◆ **ACTIVITY**
Reply with only a number, the count of lines in the listing that include the word "help".

◆ **DATA EXTRACTS**

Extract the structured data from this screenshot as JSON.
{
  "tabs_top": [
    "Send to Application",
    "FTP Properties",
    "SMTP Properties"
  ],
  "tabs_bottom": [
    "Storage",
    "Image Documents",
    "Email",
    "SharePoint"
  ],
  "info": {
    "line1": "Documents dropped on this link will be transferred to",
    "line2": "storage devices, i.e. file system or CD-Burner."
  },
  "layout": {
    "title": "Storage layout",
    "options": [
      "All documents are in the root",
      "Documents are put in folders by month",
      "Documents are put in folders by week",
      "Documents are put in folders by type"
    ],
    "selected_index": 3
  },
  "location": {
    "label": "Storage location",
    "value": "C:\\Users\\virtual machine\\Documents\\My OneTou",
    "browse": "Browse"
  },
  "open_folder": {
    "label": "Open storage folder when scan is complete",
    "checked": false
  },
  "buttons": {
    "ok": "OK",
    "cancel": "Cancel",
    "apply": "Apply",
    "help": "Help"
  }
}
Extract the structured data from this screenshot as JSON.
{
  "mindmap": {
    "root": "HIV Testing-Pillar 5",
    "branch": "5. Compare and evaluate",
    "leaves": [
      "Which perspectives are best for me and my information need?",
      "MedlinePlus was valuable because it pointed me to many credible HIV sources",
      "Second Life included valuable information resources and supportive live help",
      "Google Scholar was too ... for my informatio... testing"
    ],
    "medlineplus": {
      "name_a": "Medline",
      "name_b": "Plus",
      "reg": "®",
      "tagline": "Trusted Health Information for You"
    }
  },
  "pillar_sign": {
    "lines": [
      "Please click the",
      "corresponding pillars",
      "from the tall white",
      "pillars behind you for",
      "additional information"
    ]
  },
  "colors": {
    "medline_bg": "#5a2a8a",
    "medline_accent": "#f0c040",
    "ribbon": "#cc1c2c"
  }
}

◆ **YOUR SOLUTION**
2